Makhaya asserts students are rising up against academic institutions that do not reflect their values, heritage and aspirations.
They are calling for transformation of curricula to reflect African and other marginalised scholarship, a more diverse teaching staff and an inclusive institutional culture.
We want your take on student politics, past and present, and its place in broader discussions on transformation and learning. For example:
- Are South African campuses too political, or not political enough?
- What’s your view on the Rhodes Must Fall campaign? Does it signal a rise in student activism?
To participate, tweet your comments using the #eNCAlive tag, comment on this page in the comments section, or offer feedback via Facebook.
The #eNCAlive debate will include comment from Thabi Leoka, an economist, social activist, humanist and feminist and Mcebi Dlamini, Student Representative Council President at the University of the Witwatersrand (Wits).
“We also ask if this spate of consciousness is new in post-apartheid South Africa, or if other post-1994 generations of students have tried to raise similar issues in their own way,” says Makhaya.
Recently, a campaign run by students at the University of Cape Town (UCT) resulted in the removal of a statue of Cecil John Rhodes.
It began with a small group of students, including Chumani Maxwele, who threw excrement on the statue.
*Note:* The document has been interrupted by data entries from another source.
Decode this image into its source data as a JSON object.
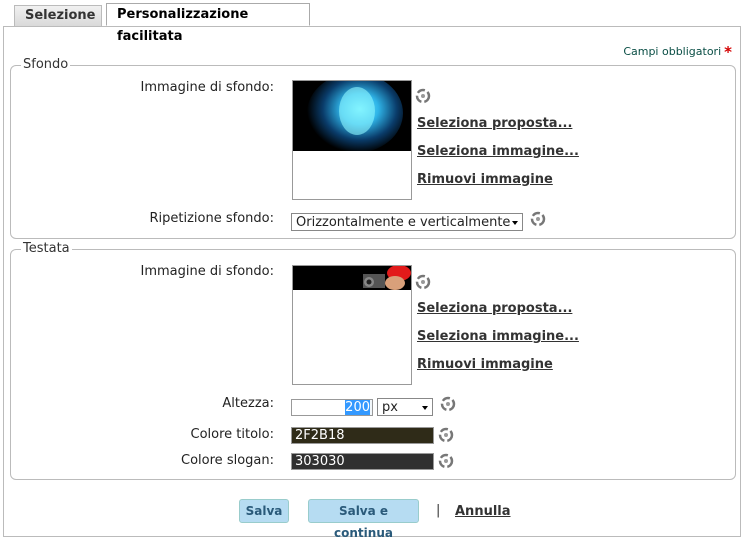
{
  "tabs": {
    "selezione": "Selezione",
    "personalizzazione": "Personalizzazione facilitata"
  },
  "required_note": "Campi obbligatori",
  "sfondo": {
    "legend": "Sfondo",
    "image_label": "Immagine di sfondo:",
    "select_proposal": "Seleziona proposta...",
    "select_image": "Seleziona immagine...",
    "remove_image": "Rimuovi immagine",
    "repeat_label": "Ripetizione sfondo:",
    "repeat_value": "Orizzontalmente e verticalmente"
  },
  "testata": {
    "legend": "Testata",
    "image_label": "Immagine di sfondo:",
    "select_proposal": "Seleziona proposta...",
    "select_image": "Seleziona immagine...",
    "remove_image": "Rimuovi immagine",
    "height_label": "Altezza:",
    "height_value": "200",
    "height_unit": "px",
    "title_color_label": "Colore titolo:",
    "title_color_value": "2F2B18",
    "title_color": "#2F2B18",
    "slogan_color_label": "Colore slogan:",
    "slogan_color_value": "303030",
    "slogan_color": "#303030"
  },
  "actions": {
    "save": "Salva",
    "save_continue": "Salva e continua",
    "separator": "|",
    "cancel": "Annulla"
  },
  "icons": {
    "reset": "reset-icon",
    "required": "asterisk-icon",
    "dropdown": "chevron-down-icon"
  }
}
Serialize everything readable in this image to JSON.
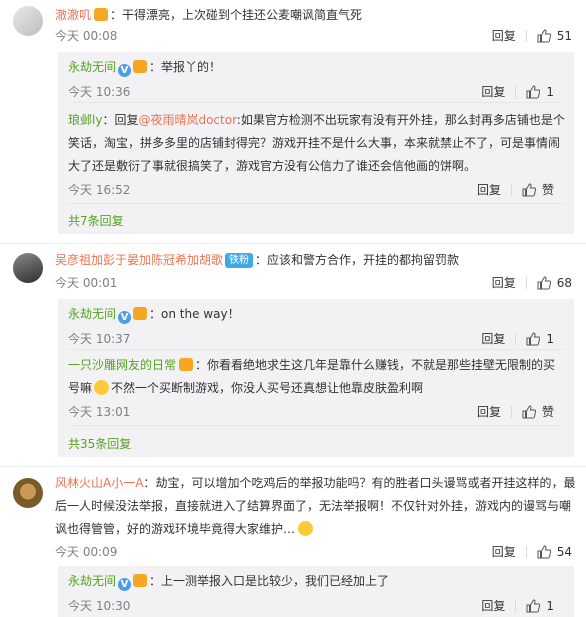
{
  "comments": [
    {
      "user": "澈澈叽",
      "text": "干得漂亮，上次碰到个挂还公麦嘲讽简直气死",
      "time": "今天 00:08",
      "reply_label": "回复",
      "likes": "51",
      "replies": [
        {
          "user": "永劫无间",
          "text": "举报丫的！",
          "time": "今天 10:36",
          "reply_label": "回复",
          "likes": "1"
        },
        {
          "user": "琅邺ly",
          "text_prefix": "回复",
          "mention": "@夜雨晴岚doctor",
          "text": ":如果官方检测不出玩家有没有开外挂，那么封再多店铺也是个笑话，淘宝，拼多多里的店铺封得完？游戏开挂不是什么大事，本来就禁止不了，可是事情闹大了还是敷衍了事就很搞笑了，游戏官方没有公信力了谁还会信他画的饼啊。",
          "lines": [
            "回复@夜雨晴岚doctor:如果官方检测不出玩家有没有开外挂，那么封再多店铺也是个",
            "笑话，淘宝，拼多多里的店铺封得完？游戏开挂不是什么大事，本来就禁止不了，可是事情闹",
            "大了还是敷衍了事就很搞笑了，游戏官方没有公信力了谁还会信他画的饼啊。"
          ],
          "time": "今天 16:52",
          "reply_label": "回复",
          "likes": "赞"
        }
      ],
      "more": "共7条回复"
    },
    {
      "user": "吴彦祖加彭于晏加陈冠希加胡歌",
      "badge": "铁粉",
      "text": "应该和警方合作，开挂的都拘留罚款",
      "time": "今天 00:01",
      "reply_label": "回复",
      "likes": "68",
      "replies": [
        {
          "user": "永劫无间",
          "text": "on the way！",
          "time": "今天 10:37",
          "reply_label": "回复",
          "likes": "1"
        },
        {
          "user": "一只沙雕网友的日常",
          "lines": [
            "你看看绝地求生这几年是靠什么赚钱，不就是那些挂壁无限制的买",
            "号嘛",
            "不然一个买断制游戏，你没人买号还真想让他靠皮肤盈利啊"
          ],
          "time": "今天 13:01",
          "reply_label": "回复",
          "likes": "赞"
        }
      ],
      "more": "共35条回复"
    },
    {
      "user": "风林火山A小一A",
      "lines": [
        "劫宝，可以增加个吃鸡后的举报功能吗？有的胜者口头谩骂或者开挂这样的，最",
        "后一人时候没法举报，直接就进入了结算界面了，无法举报啊！不仅针对外挂，游戏内的谩骂与嘲",
        "讽也得管管，好的游戏环境毕竟得大家维护…"
      ],
      "time": "今天 00:09",
      "reply_label": "回复",
      "likes": "54",
      "replies": [
        {
          "user": "永劫无间",
          "text": "上一测举报入口是比较少，我们已经加上了",
          "time": "今天 10:30",
          "reply_label": "回复",
          "likes": "1"
        }
      ]
    }
  ],
  "colors": {
    "accent_orange": "#eb7350",
    "reply_green": "#56a21e",
    "reply_bg": "#f2f2f5"
  }
}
Weeks of campus debates, sit-ins and heated argument followed.
After a university council vote on the matter, a crowd including many students gathered and cheered as workers remove the statue from its plinth on April 9, 2015.
UCT’s SRC President Rambabina Mahapa told eNCA’s Lester Kiewit the statue's removal was part of a broader transformation campaign at the university.
Tune in to the debate live and share your thoughts on this weekly #eNCAlive debate via the comments section, Facebook and Twitter.